How BritBox can be competitive in a Netflix world
Craig Burgess examines how the BBC and ITV can make its new streaming service a success in a very crowded market
ITV and BBC have set out their ‘joint vision’ for video on demand service BritBox. It will both act an archive of TV content from both broadcasters and also showcase new material. We don’t have much more detail yet, but it's clearly an attempt to regain the ground both channels have lost to the likes of Netflix and Amazon Prime.
That said, there are already plenty of ad-free SVOD platforms hidden behind subscription paywalls. If BritBox is to succeed, it cannot simply ape Netflix. Differentiation will be key.
Perhaps a different tack: a combination of Netflix-style recommendations with an ad-funded ‘free’ model like that of Spotify would be a sensible starting place. This would be an obvious misdemeanour for Auntie Beeb of course, which can’t exactly walk this path.
That said, it would allow ITV’s endeavours with BritBox to take advantage of its excellent programmatic offering and access much stronger audience data, insights and servicing.
Too little, too late?
The landscape was very different in 2009, when a streaming service known as Project Kangaroo was jointly mooted by the BBC, ITV and Channel 4 but was halted by the Competition Commission. Two years later Netflix launched in the UK – and the rest is history.
On the one hand, it’s hard to blame the Office of Fair Trading’s regulators for not being able to predict the future, but looking across the Atlantic, it wasn’t too hard to see where the market was heading. Now, with established global players already in place – not to mention Apple TV and Disney Plus on the horizon – there’s a pretty strong case that BritBox will be too little, too late.
There’s also a risk it will cannibalise the BBC and ITV’s existing audiences. It seems likely viewers will choose shows on BritBox rather than on linear TV.
But in the longer term, it perhaps has the potential to allow the UK’s biggest broadcasters to reinvent themselves. Digital programmatic is a terrific marketing tool that can generate a more intelligent viewer service when compared to linear TV models.
How to make BritBox a success
So with that in mind, how can the BBC and ITV make BritBox into a success and compete in what is now a very crowded space?
Firstly, it shouldn’t copy Netflix. Trying to ‘do what they do, but better’ is unlikely to work when ‘what they do’ is already a proven and enormously successful model. So, instead, BritBox should be looking to leverage its USP and the thing that makes it different. That’s its connection with traditional linear TV.
Even though it’s a separate experience, and clearly needs remain so, BritBox must integrate itself with linear TV and allow the two channels to complement each other and encourage viewers to try both. One option would be for shows to premiere on BritBox before transferring to traditional TV. Or perhaps, more likely, shows on linear channels will be supplemented with additional content available only on the VOD service.
Sky already offered extra content with Thronecast to drive engagement with Game of Thrones, so perhaps we could see the BBC doing the same with its new Philip Pullman adaptation or similar shows? That will potentially give it a chance to shine when it comes to the moments that matter. It's all about reaching audiences at the right moment with the most appropriate content.

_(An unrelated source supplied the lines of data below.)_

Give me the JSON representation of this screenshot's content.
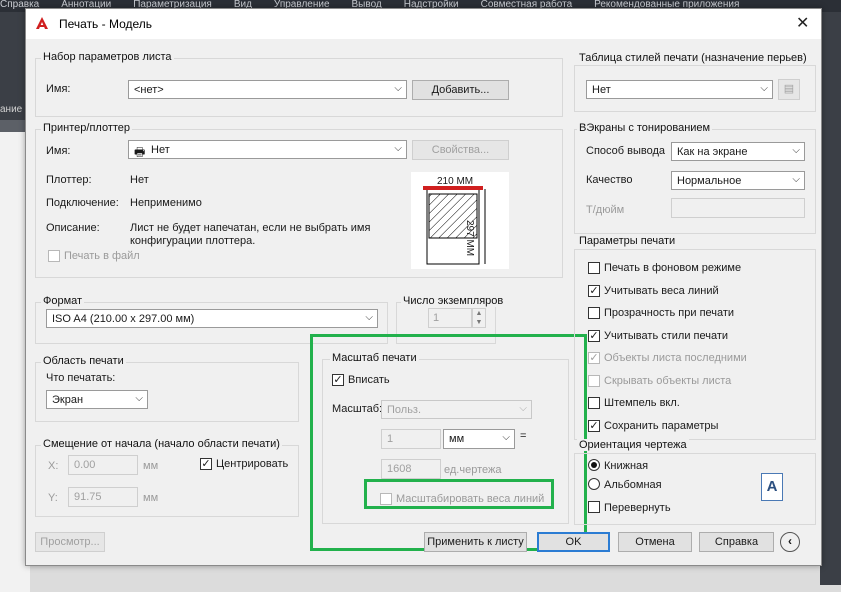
{
  "ribbon": [
    "Справка",
    "Аннотации",
    "Параметризация",
    "Вид",
    "Управление",
    "Вывод",
    "Надстройки",
    "Совместная работа",
    "Рекомендованные приложения"
  ],
  "app_side_label": "ание",
  "dialog": {
    "title": "Печать - Модель"
  },
  "page_setup": {
    "group": "Набор параметров листа",
    "name_label": "Имя:",
    "name_value": "<нет>",
    "add_button": "Добавить..."
  },
  "printer": {
    "group": "Принтер/плоттер",
    "name_label": "Имя:",
    "name_value": "Нет",
    "properties_button": "Свойства...",
    "plotter_label": "Плоттер:",
    "plotter_value": "Нет",
    "connection_label": "Подключение:",
    "connection_value": "Неприменимо",
    "description_label": "Описание:",
    "description_value": "Лист не будет напечатан, если не выбрать имя конфигурации плоттера.",
    "print_to_file": "Печать в файл",
    "preview_width": "210 MM",
    "preview_height": "297 MM"
  },
  "paper": {
    "group": "Формат",
    "value": "ISO A4 (210.00 x 297.00 мм)"
  },
  "copies": {
    "label": "Число экземпляров",
    "value": "1"
  },
  "area": {
    "group": "Область печати",
    "what_label": "Что печатать:",
    "what_value": "Экран"
  },
  "offset": {
    "group": "Смещение от начала (начало области печати)",
    "x_label": "X:",
    "x_value": "0.00",
    "y_label": "Y:",
    "y_value": "91.75",
    "unit": "мм",
    "center": "Центрировать"
  },
  "scale": {
    "group": "Масштаб печати",
    "fit": "Вписать",
    "scale_label": "Масштаб:",
    "scale_value": "Польз.",
    "num_value": "1",
    "unit_value": "мм",
    "eq": "=",
    "den_value": "1608",
    "den_unit": "ед.чертежа",
    "lineweights": "Масштабировать веса линий"
  },
  "style_table": {
    "group": "Таблица стилей печати (назначение перьев)",
    "value": "Нет"
  },
  "shaded": {
    "group": "ВЭкраны с тонированием",
    "output_label": "Способ вывода",
    "output_value": "Как на экране",
    "quality_label": "Качество",
    "quality_value": "Нормальное",
    "dpi_label": "Т/дюйм"
  },
  "options": {
    "group": "Параметры печати",
    "items": [
      {
        "label": "Печать в фоновом режиме",
        "checked": false,
        "disabled": false
      },
      {
        "label": "Учитывать веса линий",
        "checked": true,
        "disabled": false
      },
      {
        "label": "Прозрачность при печати",
        "checked": false,
        "disabled": false
      },
      {
        "label": "Учитывать стили печати",
        "checked": true,
        "disabled": false
      },
      {
        "label": "Объекты листа последними",
        "checked": true,
        "disabled": true
      },
      {
        "label": "Скрывать объекты листа",
        "checked": false,
        "disabled": true
      },
      {
        "label": "Штемпель вкл.",
        "checked": false,
        "disabled": false
      },
      {
        "label": "Сохранить параметры",
        "checked": true,
        "disabled": false
      }
    ]
  },
  "orientation": {
    "group": "Ориентация чертежа",
    "portrait": "Книжная",
    "landscape": "Альбомная",
    "reverse": "Перевернуть",
    "icon_letter": "A"
  },
  "buttons": {
    "preview": "Просмотр...",
    "apply": "Применить к листу",
    "ok": "OK",
    "cancel": "Отмена",
    "help": "Справка"
  },
  "colors": {
    "highlight": "#22b14c",
    "brand_red": "#d01f1f",
    "ok_border": "#2b7cd3"
  }
}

There’s also the question of how much programmatic data ITV would be willing to utilise, assuming BritBox goes down that route? Digital programmatic offers an unparalleled wealth of data points, allowing the broadcasters to see which shows people are watching, in what order, and with a vast range of information on who, where and when. ITV has already stepped up its programmatic online offering, paving the way towards addressable and programmatic TV on its hub services.
The ability to carry this programmatic momentum forward into a subscription VOD environment would be unique and valuable from an advertiser’s position. It would be fascinating to see how viewers would engage on a programmatically-offered ‘Netflix style’ platform, versus how we know they already behave on linear TV through BARB data.
From that information, the broadcasters could infer the best patterns and approaches for future shows and become data-driven in a way that linear television just isn’t at the moment. It’s entirely possible that BritBox data could become the de facto primary driver of which shows BBC and ITV commission for the next twenty years or more.
But for all that to happen, it will have to be a success – and that’s by no means guaranteed. Linear TV still has an important role to play in the advertising and media ecosystem, but SVOD does as well and in many cases is now superseding it. BritBox’s slow start and crowded marketplace is the legacy of an OFT decision from a decade ago, and so it clearly has a struggle ahead.
Craig Burgess AV manager at UM London